It’s time for The Highlighter #116! Hope you’ve had a good week. For the most part, today’s pieces are haunting and disturbing. The lead article focuses on the lasting effects of the earthquake and tsunami that devastated Japan in 2011. The second article details Wisconsin’s tactics to suppress the vote. Then comes a needed photo break — Indie’s second appearance (see #29). Below the fold, it’s a 1-2-3 combination of Boko Haram, urban education, and narcolepsy. Please enjoy!
The Highlighter IRL: Get your tickets now for the second Highlighter Happy Hour at Room 389 in Oakland next Thursday, Nov. 2, 5:30 – 7:30 pm. Come meet the other great folks who make up this community of caring close readers. Better yet: Take the whole day off, read all the articles, and be truly prepared. Your boss won’t mind!
Shortly after the 2011 earthquake and tsunami in Japan that killed 16,000 people, Takeshi Ono began acting like a beast. He crawled on all fours and rolled around in the mud. In the night, Mr. Ono waved a knife at his wife and threatened to kill her. A priest at the local Zen temple told him: “Something got hold of you, perhaps the dead who cannot accept yet that they are dead. They have been trying to express their regret and their resentment through you.” In the tsunami’s aftermath, the relationship among the living and the dead in Japan got out of balance, and thousands of gaki, or “hungry ghosts,” threatened to possess those who survived. ⏳⏳

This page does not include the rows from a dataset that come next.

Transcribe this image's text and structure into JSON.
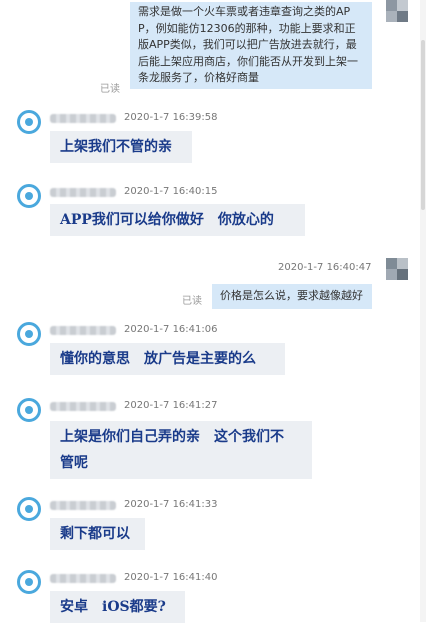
{
  "messages": [
    {
      "type": "outgoing",
      "lines": [
        "需求是做一个火车票或者违章查询之类的AP",
        "P，例如能仿12306的那种，功能上要求和正",
        "版APP类似，我们可以把广告放进去就行，最",
        "后能上架应用商店，你们能否从开发到上架一",
        "条龙服务了，价格好商量"
      ],
      "read_label": "已读"
    },
    {
      "type": "incoming",
      "time": "2020-1-7 16:39:58",
      "lines": [
        "上架我们不管的亲"
      ]
    },
    {
      "type": "incoming",
      "time": "2020-1-7 16:40:15",
      "lines": [
        "APP我们可以给你做好　你放心的"
      ]
    },
    {
      "type": "outgoing",
      "time": "2020-1-7 16:40:47",
      "lines": [
        "价格是怎么说，要求越像越好"
      ],
      "read_label": "已读"
    },
    {
      "type": "incoming",
      "time": "2020-1-7 16:41:06",
      "lines": [
        "懂你的意思　放广告是主要的么"
      ]
    },
    {
      "type": "incoming",
      "time": "2020-1-7 16:41:27",
      "lines": [
        "上架是你们自己弄的亲　这个我们不",
        "管呢"
      ]
    },
    {
      "type": "incoming",
      "time": "2020-1-7 16:41:33",
      "lines": [
        "剩下都可以"
      ]
    },
    {
      "type": "incoming",
      "time": "2020-1-7 16:41:40",
      "lines": [
        "安卓　iOS都要?"
      ]
    }
  ],
  "colors": {
    "incoming_bubble": "#eceff3",
    "incoming_text": "#1a3b8a",
    "outgoing_bubble": "#d6e8f8",
    "avatar_ring": "#4aa8dd"
  }
}
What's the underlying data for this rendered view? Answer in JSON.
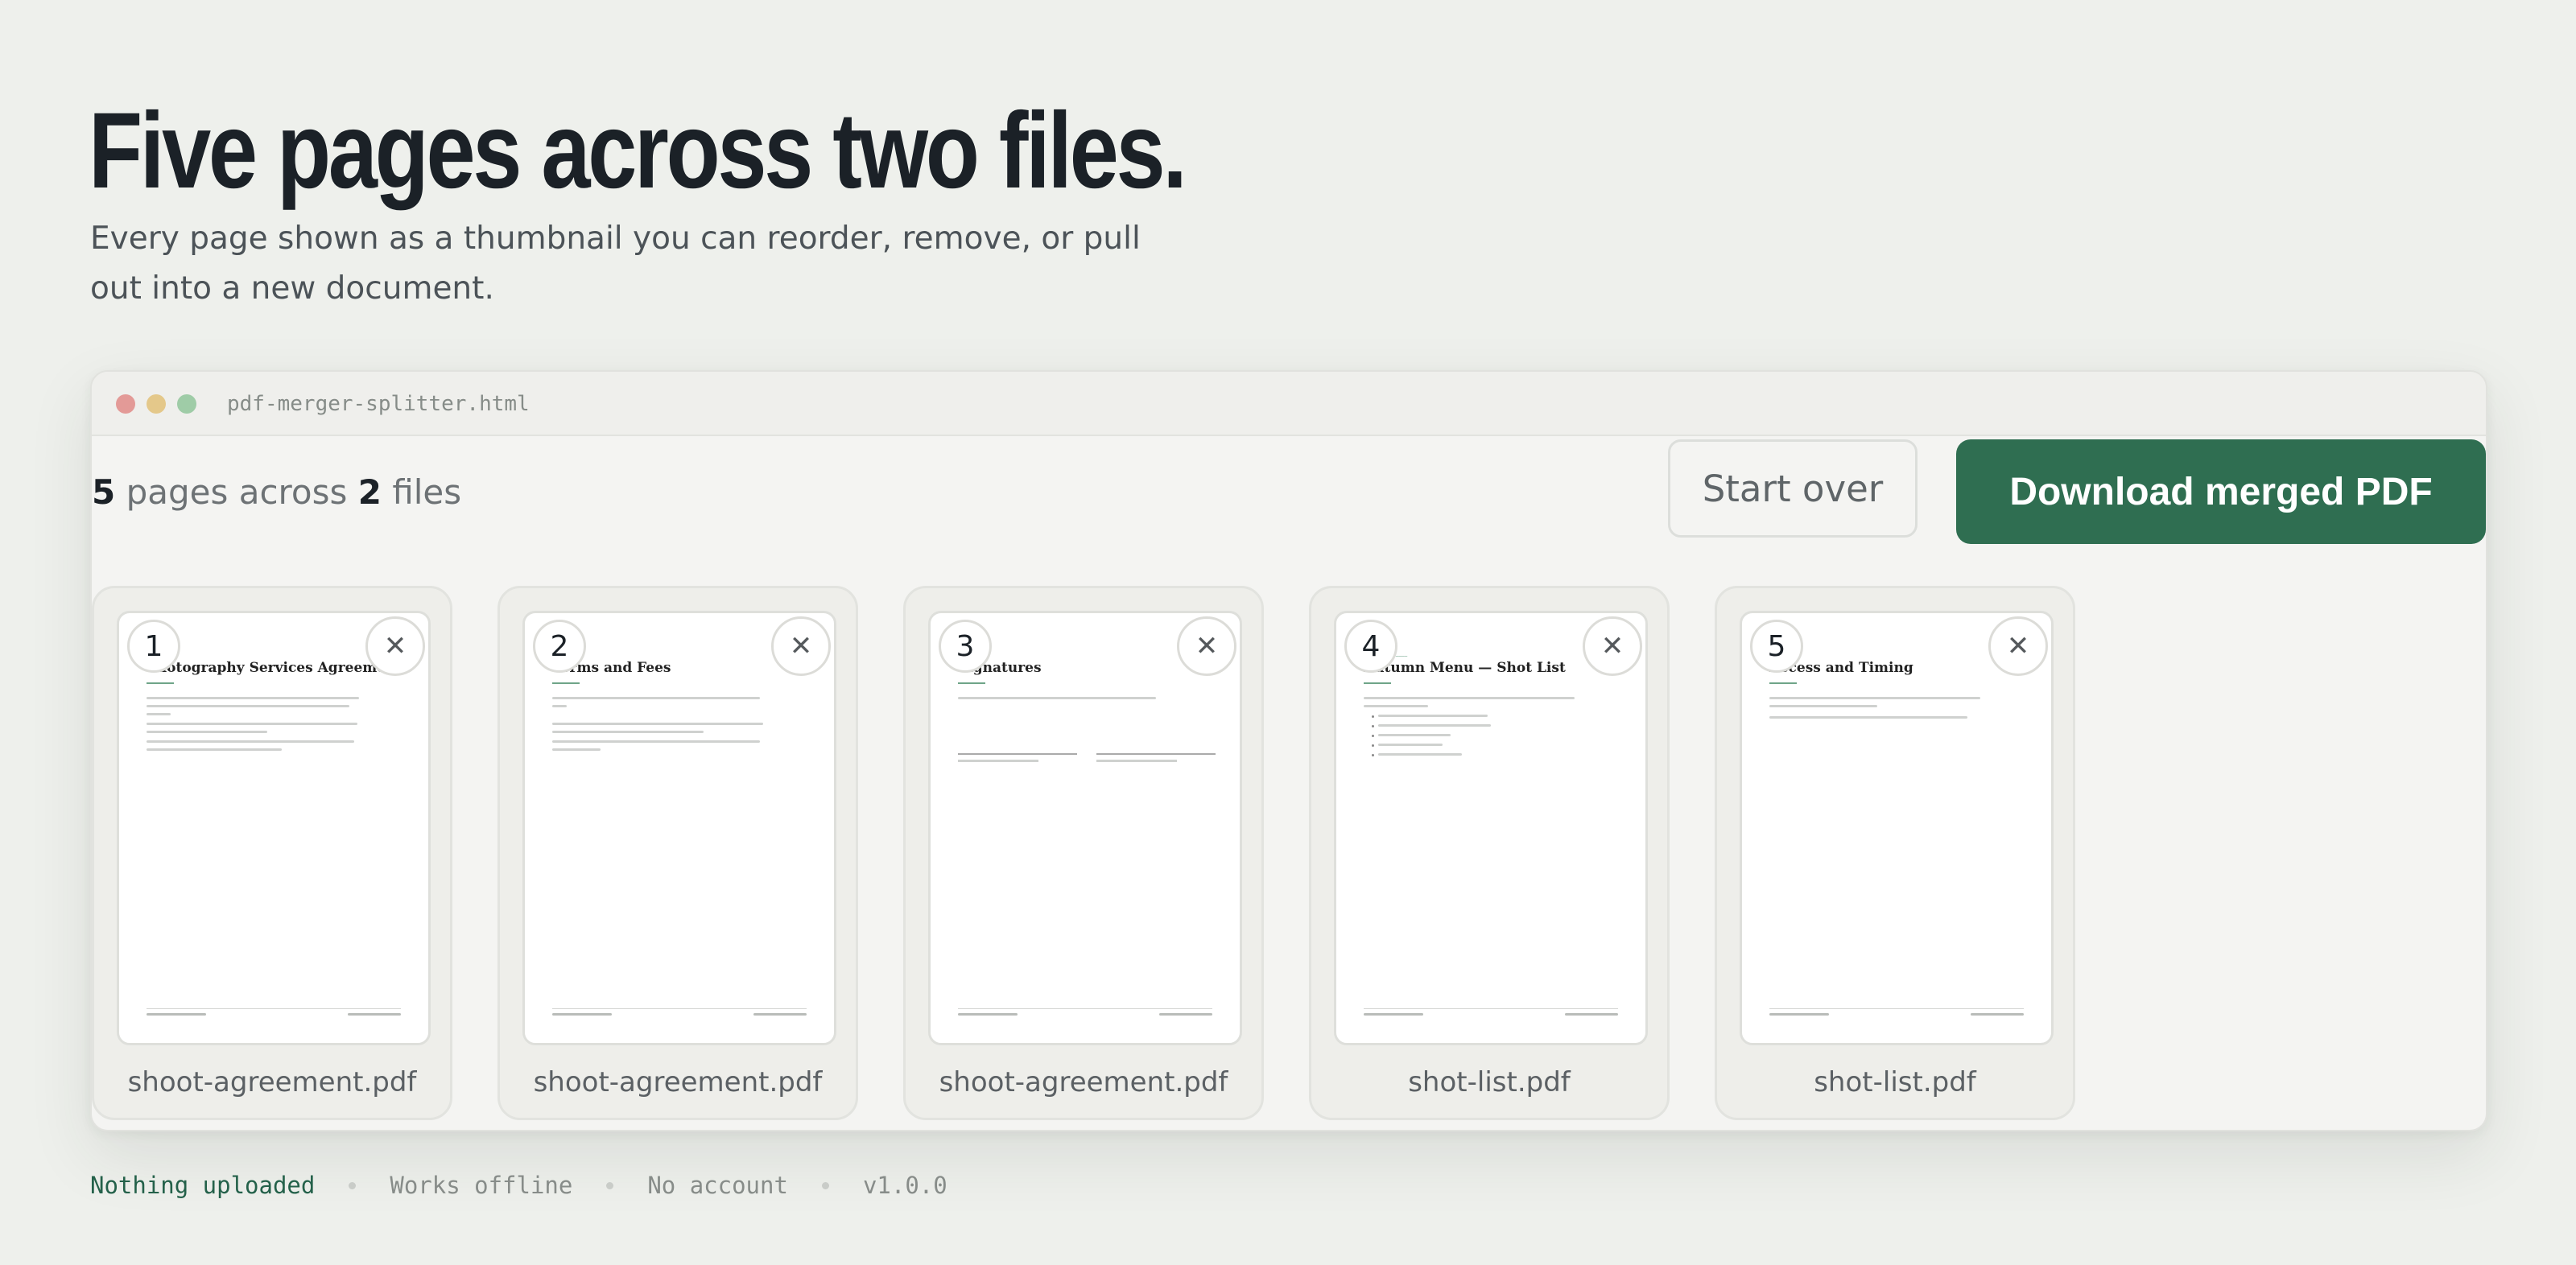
{
  "hero": {
    "title": "Five pages across two files.",
    "subtitle": "Every page shown as a thumbnail you can reorder, remove, or pull out into a new document."
  },
  "window": {
    "filename": "pdf-merger-splitter.html"
  },
  "summary": {
    "page_count": "5",
    "pages_text": "pages across",
    "file_count": "2",
    "files_text": "files"
  },
  "buttons": {
    "start_over": "Start over",
    "download": "Download merged PDF"
  },
  "pages": [
    {
      "number": "1",
      "remove": "✕",
      "title": "Photography Services Agreement",
      "file": "shoot-agreement.pdf"
    },
    {
      "number": "2",
      "remove": "✕",
      "title": "Terms and Fees",
      "file": "shoot-agreement.pdf"
    },
    {
      "number": "3",
      "remove": "✕",
      "title": "Signatures",
      "file": "shoot-agreement.pdf"
    },
    {
      "number": "4",
      "remove": "✕",
      "title": "Autumn Menu — Shot List",
      "file": "shot-list.pdf"
    },
    {
      "number": "5",
      "remove": "✕",
      "title": "Access and Timing",
      "file": "shot-list.pdf"
    }
  ],
  "footer": {
    "items": [
      "Nothing uploaded",
      "Works offline",
      "No account",
      "v1.0.0"
    ]
  },
  "colors": {
    "background": "#eef0ec",
    "accent": "#2f6e51",
    "accent_text": "#24614a"
  }
}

Ari Berman (#63) is back with another article about voter suppression — this time, on Wisconsin. Skip the clickbait headline and read about how the state’s voting requirements — a current driver’s license, passport, or state or military identification — excludes 9 percent of the electorate. Poor and African American voters are affected most. Since Shelby County v. Holder (2013) ransacked the Voting Rights Act of 1965, 22 states have passed restrictive voting laws. That trend will not reverse anytime soon. ⏳⏳

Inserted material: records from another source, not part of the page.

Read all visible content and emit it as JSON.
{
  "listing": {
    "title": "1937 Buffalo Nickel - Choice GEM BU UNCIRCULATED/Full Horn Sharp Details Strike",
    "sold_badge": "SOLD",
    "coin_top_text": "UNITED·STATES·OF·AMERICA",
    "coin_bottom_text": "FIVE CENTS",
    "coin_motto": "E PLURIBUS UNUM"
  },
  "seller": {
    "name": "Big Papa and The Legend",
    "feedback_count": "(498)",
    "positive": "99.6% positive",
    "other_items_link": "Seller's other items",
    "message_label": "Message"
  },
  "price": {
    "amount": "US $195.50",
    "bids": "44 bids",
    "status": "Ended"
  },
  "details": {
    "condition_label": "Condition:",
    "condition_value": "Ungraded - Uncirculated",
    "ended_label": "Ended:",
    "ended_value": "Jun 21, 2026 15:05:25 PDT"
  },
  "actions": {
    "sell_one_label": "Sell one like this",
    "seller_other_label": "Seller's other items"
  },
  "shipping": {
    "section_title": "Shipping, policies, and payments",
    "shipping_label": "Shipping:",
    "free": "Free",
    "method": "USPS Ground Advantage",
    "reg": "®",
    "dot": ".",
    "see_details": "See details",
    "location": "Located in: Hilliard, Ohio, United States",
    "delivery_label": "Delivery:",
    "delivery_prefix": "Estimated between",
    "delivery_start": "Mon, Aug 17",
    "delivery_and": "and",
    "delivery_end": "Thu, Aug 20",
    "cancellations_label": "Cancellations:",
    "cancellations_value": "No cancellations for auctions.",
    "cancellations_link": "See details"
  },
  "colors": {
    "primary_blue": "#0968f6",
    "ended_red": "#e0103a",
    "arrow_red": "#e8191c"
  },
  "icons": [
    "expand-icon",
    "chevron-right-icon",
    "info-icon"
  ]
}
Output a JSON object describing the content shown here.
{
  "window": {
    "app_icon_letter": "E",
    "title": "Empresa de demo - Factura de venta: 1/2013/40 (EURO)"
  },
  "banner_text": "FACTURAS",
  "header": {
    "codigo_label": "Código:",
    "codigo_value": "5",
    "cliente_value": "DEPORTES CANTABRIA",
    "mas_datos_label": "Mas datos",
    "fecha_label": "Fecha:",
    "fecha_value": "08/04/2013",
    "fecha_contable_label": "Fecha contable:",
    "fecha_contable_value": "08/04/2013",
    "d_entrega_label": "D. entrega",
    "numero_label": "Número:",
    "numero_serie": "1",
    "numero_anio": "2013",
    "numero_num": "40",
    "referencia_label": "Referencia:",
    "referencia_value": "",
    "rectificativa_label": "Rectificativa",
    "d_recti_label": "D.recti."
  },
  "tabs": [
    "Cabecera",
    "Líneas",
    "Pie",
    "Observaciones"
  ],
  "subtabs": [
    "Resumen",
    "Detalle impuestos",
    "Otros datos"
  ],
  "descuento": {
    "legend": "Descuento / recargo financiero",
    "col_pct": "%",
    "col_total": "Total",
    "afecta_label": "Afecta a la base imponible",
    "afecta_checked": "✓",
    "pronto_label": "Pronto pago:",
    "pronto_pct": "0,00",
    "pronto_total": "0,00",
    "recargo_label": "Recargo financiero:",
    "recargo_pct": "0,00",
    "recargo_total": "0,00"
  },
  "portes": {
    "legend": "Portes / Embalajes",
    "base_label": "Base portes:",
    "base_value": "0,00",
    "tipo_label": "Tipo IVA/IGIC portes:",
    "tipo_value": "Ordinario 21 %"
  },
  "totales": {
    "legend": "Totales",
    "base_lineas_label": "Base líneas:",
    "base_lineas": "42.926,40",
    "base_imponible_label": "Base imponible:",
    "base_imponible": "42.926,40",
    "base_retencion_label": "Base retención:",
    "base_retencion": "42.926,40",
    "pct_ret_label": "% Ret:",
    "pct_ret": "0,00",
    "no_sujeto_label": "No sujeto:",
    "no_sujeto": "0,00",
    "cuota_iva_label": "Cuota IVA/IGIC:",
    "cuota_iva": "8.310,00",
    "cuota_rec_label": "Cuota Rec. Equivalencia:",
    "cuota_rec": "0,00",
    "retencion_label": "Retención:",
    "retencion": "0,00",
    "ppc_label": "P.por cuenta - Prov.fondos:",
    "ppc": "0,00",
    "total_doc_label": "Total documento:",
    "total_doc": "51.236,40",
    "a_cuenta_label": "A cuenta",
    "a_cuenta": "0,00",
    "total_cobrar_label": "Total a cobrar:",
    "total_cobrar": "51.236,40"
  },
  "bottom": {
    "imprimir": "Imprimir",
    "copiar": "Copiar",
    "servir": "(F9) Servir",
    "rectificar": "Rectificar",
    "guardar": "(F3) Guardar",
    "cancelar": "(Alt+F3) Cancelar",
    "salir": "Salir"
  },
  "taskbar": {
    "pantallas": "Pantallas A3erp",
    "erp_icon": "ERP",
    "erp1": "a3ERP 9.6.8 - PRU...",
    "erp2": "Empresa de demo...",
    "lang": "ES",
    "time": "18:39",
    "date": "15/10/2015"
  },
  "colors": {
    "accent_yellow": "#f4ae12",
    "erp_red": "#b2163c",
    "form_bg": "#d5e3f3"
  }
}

Prepare to be horrified. Sometimes, our world is a very bad place. So far this year, Boko Haram has used 110 girls in suicide attacks in northwestern Nigeria. The choice is be raped or blow yourself up. Here are the stories of 18 girls who resisted, chose a different path, and are alive today. (For more on Boko Haram, see Issue #100.) ⏳
NPR’s Code Switch Podcast is doing a three-part series on Ron Brown College Preparatory High School, a new school for African American boys in Washington D.C. This second episode focuses on the limitations of restorative justice and the challenges of supporting students with low skills. Also, listen carefully: There’s definitely deficit-based, savior-mentality thinking going on here. ⏳⏳⏳

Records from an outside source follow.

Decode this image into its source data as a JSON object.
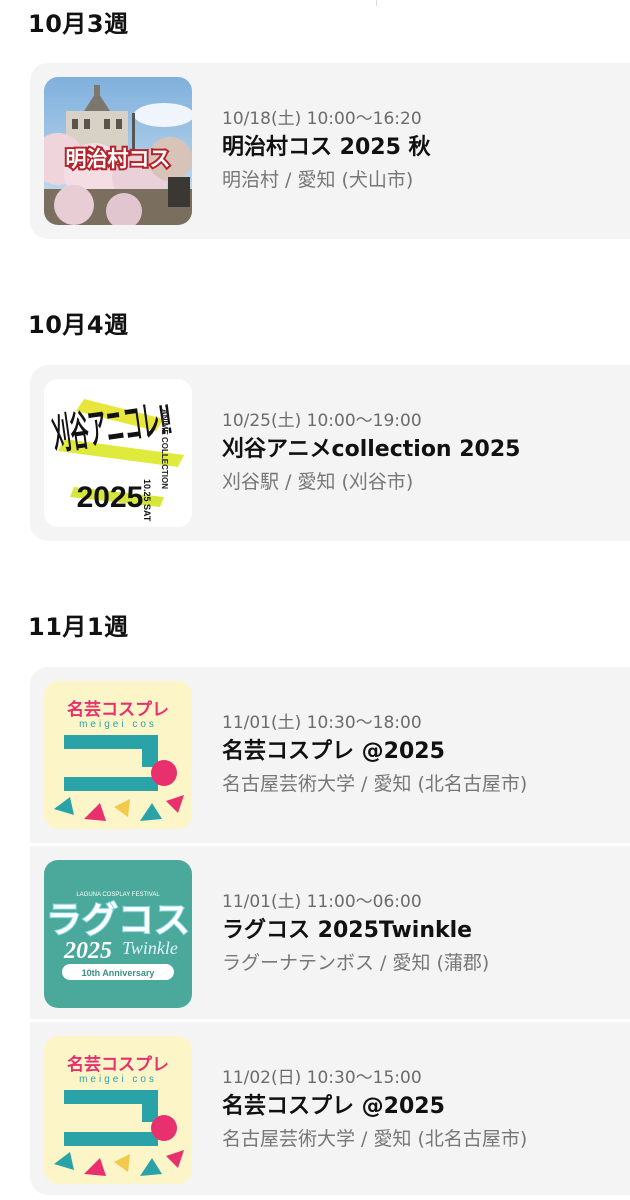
{
  "sections": [
    {
      "heading": "10月3週",
      "events": [
        {
          "datetime": "10/18(土) 10:00〜16:20",
          "title": "明治村コス 2025 秋",
          "venue": "明治村 / 愛知 (犬山市)",
          "thumb_label": "明治村コス"
        }
      ]
    },
    {
      "heading": "10月4週",
      "events": [
        {
          "datetime": "10/25(土) 10:00〜19:00",
          "title": "刈谷アニメcollection 2025",
          "venue": "刈谷駅 / 愛知 (刈谷市)",
          "thumb_label": "刈谷アニコレ!!",
          "thumb_sub": "ANIME COLLECTION",
          "thumb_year": "2025",
          "thumb_date": "10.25 SAT"
        }
      ]
    },
    {
      "heading": "11月1週",
      "events": [
        {
          "datetime": "11/01(土) 10:30〜18:00",
          "title": "名芸コスプレ @2025",
          "venue": "名古屋芸術大学 / 愛知 (北名古屋市)",
          "thumb_label": "名芸コスプレ",
          "thumb_sub": "meigei cos"
        },
        {
          "datetime": "11/01(土) 11:00〜06:00",
          "title": "ラグコス 2025Twinkle",
          "venue": "ラグーナテンボス / 愛知 (蒲郡)",
          "thumb_label": "ラグコス",
          "thumb_sub": "LAGUNA COSPLAY FESTIVAL",
          "thumb_year": "2025",
          "thumb_script": "Twinkle",
          "thumb_anniv": "10th Anniversary"
        },
        {
          "datetime": "11/02(日) 10:30〜15:00",
          "title": "名芸コスプレ @2025",
          "venue": "名古屋芸術大学 / 愛知 (北名古屋市)",
          "thumb_label": "名芸コスプレ",
          "thumb_sub": "meigei cos"
        }
      ]
    }
  ],
  "colors": {
    "card_bg": "#f4f4f4",
    "meigei_bg": "#fbf5c8",
    "meigei_teal": "#2aa3a8",
    "meigei_pink": "#e8306e",
    "laguna_bg": "#4aa99a"
  }
}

In high school, loyal subscriber Barbara and I wrote an article for our school newspaper about the effects of sleep deprivation. Since then, I’ve been fascinated with sleep and its many disorders. This article is about narcolepsy, which affects 1 in 2,500 people. Get ready for some science about sleep, including a primer on neuropeptides, orexin, and how Doberman Pinschers helped a Stanford researcher unlock the cause of narcolepsy. ⏳⏳
This Week’s Podcast: If my metrics are correct, it seems like everyone is listening to this week’s episode, which features my good friend Sejal Patel. A mother of three boys, Sejal talks about how she advocates for her children in school while understanding the demands that teachers face. Then, out of nowhere, we chat about white supremacists. Let me know your thoughts about the show, and if you like it, please subscribe!
Thank you for reading this week’s issue of The Highlighter. As always, let me know what you thought (thumbs are below). Also, please welcome new subscribers Caitlin, Bela, Felsha, Maria, and Thea! It makes me happy that this community is growing. Have a wonderful week, and I’ll see you again next Thursday at 9:10 am.